▸ WORK TASK
Make an exact copy of the entries below and leave any picture out of it.
━━━━━ GIVEN RECORDS
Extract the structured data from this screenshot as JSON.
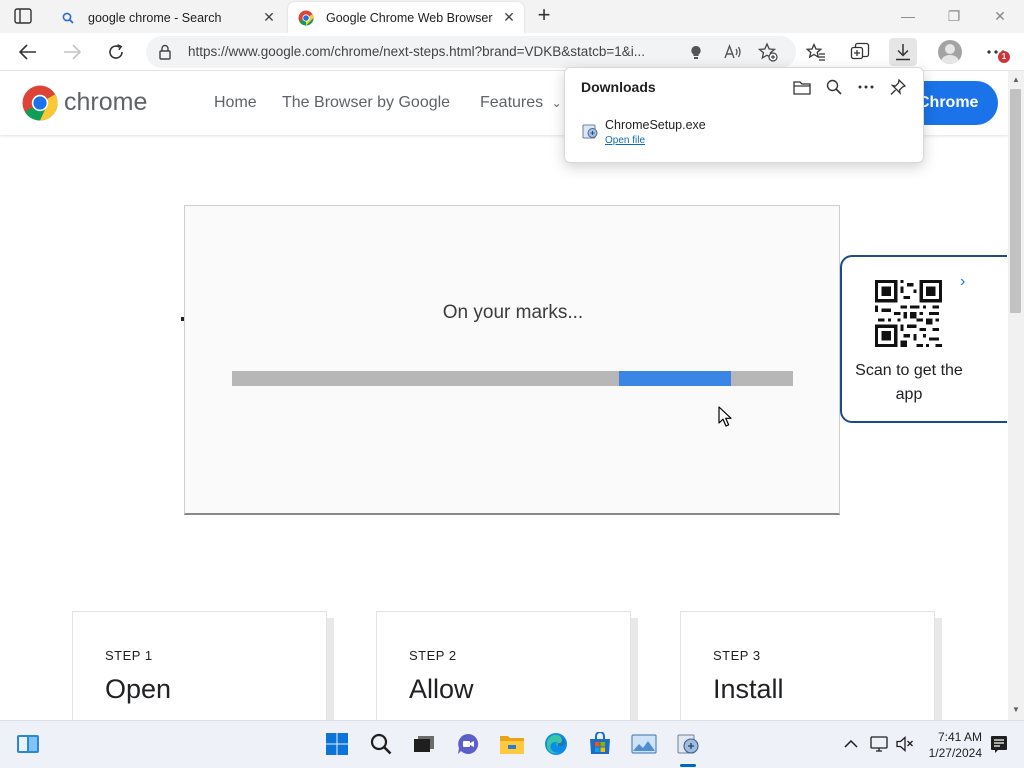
{
  "browser": {
    "tabs": [
      {
        "title": "google chrome - Search",
        "favicon": "search-icon",
        "active": false
      },
      {
        "title": "Google Chrome Web Browser",
        "favicon": "chrome-favicon",
        "active": true
      }
    ],
    "address_bar": {
      "url": "https://www.google.com/chrome/next-steps.html?brand=VDKB&statcb=1&i..."
    },
    "notification_count": "1"
  },
  "downloads_panel": {
    "title": "Downloads",
    "items": [
      {
        "filename": "ChromeSetup.exe",
        "action": "Open file"
      }
    ]
  },
  "site": {
    "brand": "chrome",
    "nav": {
      "home": "Home",
      "browser_by_google": "The Browser by Google",
      "features": "Features"
    },
    "cta_label": "Chrome",
    "install_status": "On your marks...",
    "progress": {
      "segment_start": 0.69,
      "segment_end": 0.89,
      "color": "#3a85e5"
    },
    "qr_card": {
      "label": "Scan to get the app"
    },
    "steps": [
      {
        "label": "STEP 1",
        "title": "Open"
      },
      {
        "label": "STEP 2",
        "title": "Allow"
      },
      {
        "label": "STEP 3",
        "title": "Install"
      }
    ]
  },
  "taskbar": {
    "time": "7:41 AM",
    "date": "1/27/2024",
    "apps": [
      "start-icon",
      "search-icon",
      "task-view-icon",
      "chat-icon",
      "file-explorer-icon",
      "edge-icon",
      "store-icon",
      "photos-icon",
      "setup-installer-icon"
    ]
  },
  "colors": {
    "accent": "#1a73e8",
    "progress_track": "#b7b7b7"
  }
}
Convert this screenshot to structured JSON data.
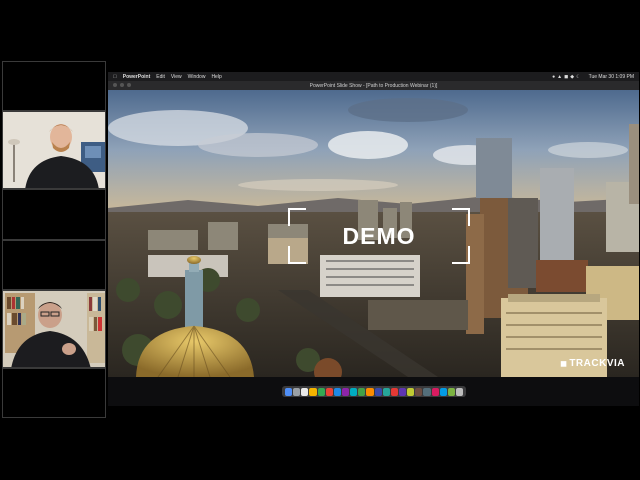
{
  "menubar": {
    "app": "PowerPoint",
    "items": [
      "Edit",
      "View",
      "Window",
      "Help"
    ],
    "clock": "Tue Mar 30  1:09 PM"
  },
  "window": {
    "title": "PowerPoint Slide Show - [Path to Production Webinar (1)]"
  },
  "slide": {
    "headline": "DEMO",
    "brand": "TRACKVIA"
  },
  "dock": {
    "icon_colors": [
      "#4f8ef7",
      "#9aa0a6",
      "#e9e9e9",
      "#f4b400",
      "#34a853",
      "#ea4335",
      "#1e88e5",
      "#8e24aa",
      "#00acc1",
      "#43a047",
      "#fb8c00",
      "#3949ab",
      "#26a69a",
      "#e53935",
      "#5e35b1",
      "#c0ca33",
      "#6d4c41",
      "#546e7a",
      "#d81b60",
      "#039be5",
      "#7cb342",
      "#bdbdbd"
    ]
  }
}
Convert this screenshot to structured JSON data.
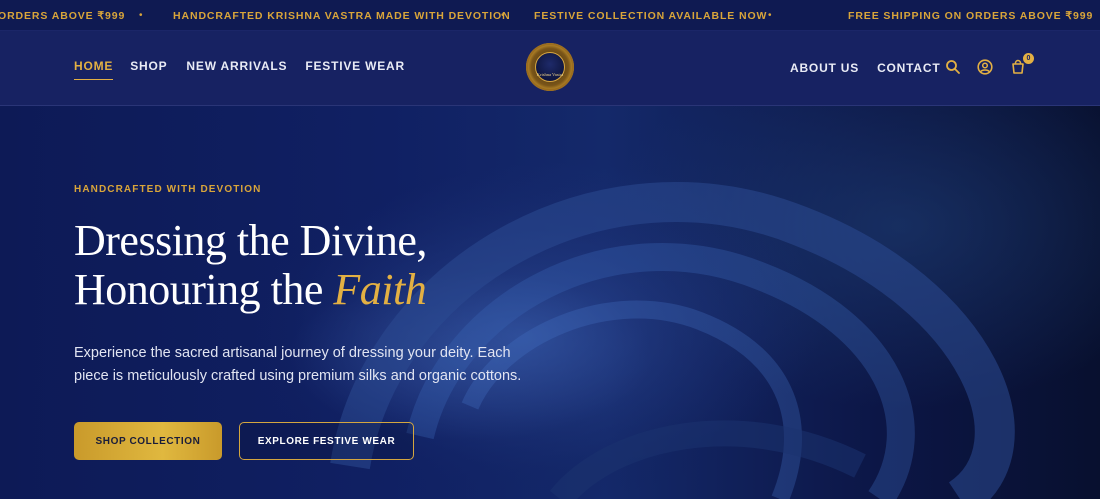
{
  "announcement_bar": {
    "items": [
      "ORDERS ABOVE ₹999",
      "HANDCRAFTED KRISHNA VASTRA MADE WITH DEVOTION",
      "FESTIVE COLLECTION AVAILABLE NOW",
      "FREE SHIPPING ON ORDERS ABOVE ₹999"
    ],
    "separator": "•"
  },
  "header": {
    "nav_left": [
      "HOME",
      "SHOP",
      "NEW ARRIVALS",
      "FESTIVE WEAR"
    ],
    "active_nav": "HOME",
    "logo_text": "Krishna Vastra",
    "nav_right": [
      "ABOUT US",
      "CONTACT"
    ],
    "icons": [
      "search-icon",
      "account-icon",
      "cart-icon"
    ],
    "cart_count": "0"
  },
  "hero": {
    "eyebrow": "HANDCRAFTED WITH DEVOTION",
    "headline_line1": "Dressing the Divine,",
    "headline_line2_prefix": "Honouring the ",
    "headline_line2_accent": "Faith",
    "subcopy": "Experience the sacred artisanal journey of dressing your deity. Each piece is meticulously crafted using premium silks and organic cottons.",
    "primary_cta": "SHOP COLLECTION",
    "secondary_cta": "EXPLORE FESTIVE WEAR"
  },
  "colors": {
    "navy": "#172262",
    "gold": "#e3b043",
    "text_light": "#e1e4f2"
  }
}
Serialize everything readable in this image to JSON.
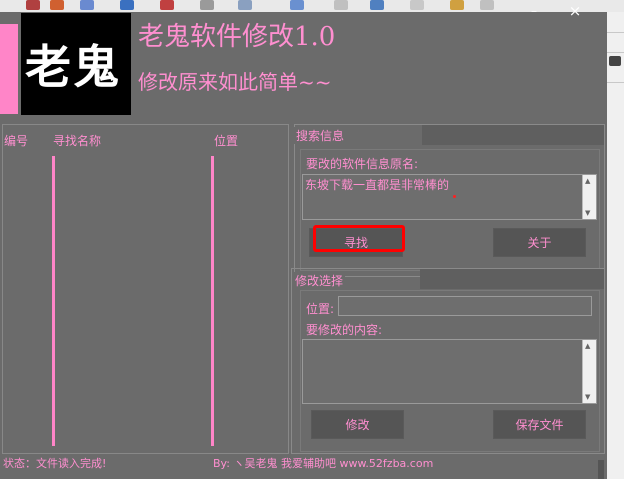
{
  "window": {
    "logo_text": "老鬼",
    "title": "老鬼软件修改1.0",
    "subtitle": "修改原来如此简单~~",
    "min_label": "–",
    "close_label": "×"
  },
  "list": {
    "columns": [
      "编号",
      "寻找名称",
      "位置"
    ]
  },
  "search_group": {
    "title": "搜索信息",
    "field_label": "要改的软件信息原名:",
    "field_value": "东坡下载一直都是非常棒的",
    "find_button": "寻找",
    "about_button": "关于"
  },
  "modify_group": {
    "title": "修改选择",
    "position_label": "位置:",
    "content_label": "要修改的内容:",
    "modify_button": "修改",
    "save_button": "保存文件"
  },
  "status": {
    "left": "状态：文件读入完成!",
    "right": "By: ヽ吴老鬼  我爱辅助吧 www.52fzba.com"
  },
  "colors": {
    "accent": "#ff8fd0",
    "pink_bar": "#ff85c8",
    "window_bg": "#6b6b6b",
    "highlight_red": "#ff0000"
  }
}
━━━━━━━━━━
▸ SOLUTION TO THIS TASK
Extract the structured data from this screenshot as JSON.
{
  "browser": {
    "tabs": [
      {
        "title": "google chrome - Search",
        "favicon": "search-icon",
        "active": false
      },
      {
        "title": "Google Chrome Web Browser",
        "favicon": "chrome-favicon",
        "active": true
      }
    ],
    "address_bar": {
      "url": "https://www.google.com/chrome/next-steps.html?brand=VDKB&statcb=1&i..."
    },
    "notification_count": "1"
  },
  "downloads_panel": {
    "title": "Downloads",
    "items": [
      {
        "filename": "ChromeSetup.exe",
        "action": "Open file"
      }
    ]
  },
  "site": {
    "brand": "chrome",
    "nav": {
      "home": "Home",
      "browser_by_google": "The Browser by Google",
      "features": "Features"
    },
    "cta_label": "Chrome",
    "install_status": "On your marks...",
    "progress": {
      "segment_start": 0.69,
      "segment_end": 0.89,
      "color": "#3a85e5"
    },
    "qr_card": {
      "label": "Scan to get the app"
    },
    "steps": [
      {
        "label": "STEP 1",
        "title": "Open"
      },
      {
        "label": "STEP 2",
        "title": "Allow"
      },
      {
        "label": "STEP 3",
        "title": "Install"
      }
    ]
  },
  "taskbar": {
    "time": "7:41 AM",
    "date": "1/27/2024",
    "apps": [
      "start-icon",
      "search-icon",
      "task-view-icon",
      "chat-icon",
      "file-explorer-icon",
      "edge-icon",
      "store-icon",
      "photos-icon",
      "setup-installer-icon"
    ]
  },
  "colors": {
    "accent": "#1a73e8",
    "progress_track": "#b7b7b7"
  }
}
Convert this screenshot to structured JSON data.
{
  "menubar": {
    "app": "PowerPoint",
    "items": [
      "Edit",
      "View",
      "Window",
      "Help"
    ],
    "clock": "Tue Mar 30  1:09 PM"
  },
  "window": {
    "title": "PowerPoint Slide Show - [Path to Production Webinar (1)]"
  },
  "slide": {
    "headline": "DEMO",
    "brand": "TRACKVIA"
  },
  "dock": {
    "icon_colors": [
      "#4f8ef7",
      "#9aa0a6",
      "#e9e9e9",
      "#f4b400",
      "#34a853",
      "#ea4335",
      "#1e88e5",
      "#8e24aa",
      "#00acc1",
      "#43a047",
      "#fb8c00",
      "#3949ab",
      "#26a69a",
      "#e53935",
      "#5e35b1",
      "#c0ca33",
      "#6d4c41",
      "#546e7a",
      "#d81b60",
      "#039be5",
      "#7cb342",
      "#bdbdbd"
    ]
  }
}
Convert this screenshot to structured JSON data.
{
  "announcement_bar": {
    "items": [
      "ORDERS ABOVE ₹999",
      "HANDCRAFTED KRISHNA VASTRA MADE WITH DEVOTION",
      "FESTIVE COLLECTION AVAILABLE NOW",
      "FREE SHIPPING ON ORDERS ABOVE ₹999"
    ],
    "separator": "•"
  },
  "header": {
    "nav_left": [
      "HOME",
      "SHOP",
      "NEW ARRIVALS",
      "FESTIVE WEAR"
    ],
    "active_nav": "HOME",
    "logo_text": "Krishna Vastra",
    "nav_right": [
      "ABOUT US",
      "CONTACT"
    ],
    "icons": [
      "search-icon",
      "account-icon",
      "cart-icon"
    ],
    "cart_count": "0"
  },
  "hero": {
    "eyebrow": "HANDCRAFTED WITH DEVOTION",
    "headline_line1": "Dressing the Divine,",
    "headline_line2_prefix": "Honouring the ",
    "headline_line2_accent": "Faith",
    "subcopy": "Experience the sacred artisanal journey of dressing your deity. Each piece is meticulously crafted using premium silks and organic cottons.",
    "primary_cta": "SHOP COLLECTION",
    "secondary_cta": "EXPLORE FESTIVE WEAR"
  },
  "colors": {
    "navy": "#172262",
    "gold": "#e3b043",
    "text_light": "#e1e4f2"
  }
}
Serialize everything readable in this image to JSON.
{
  "window": {
    "logo_text": "老鬼",
    "title": "老鬼软件修改1.0",
    "subtitle": "修改原来如此简单~~",
    "min_label": "–",
    "close_label": "×"
  },
  "list": {
    "columns": [
      "编号",
      "寻找名称",
      "位置"
    ]
  },
  "search_group": {
    "title": "搜索信息",
    "field_label": "要改的软件信息原名:",
    "field_value": "东坡下载一直都是非常棒的",
    "find_button": "寻找",
    "about_button": "关于"
  },
  "modify_group": {
    "title": "修改选择",
    "position_label": "位置:",
    "content_label": "要修改的内容:",
    "modify_button": "修改",
    "save_button": "保存文件"
  },
  "status": {
    "left": "状态：文件读入完成!",
    "right": "By: ヽ吴老鬼  我爱辅助吧 www.52fzba.com"
  },
  "colors": {
    "accent": "#ff8fd0",
    "pink_bar": "#ff85c8",
    "window_bg": "#6b6b6b",
    "highlight_red": "#ff0000"
  }
}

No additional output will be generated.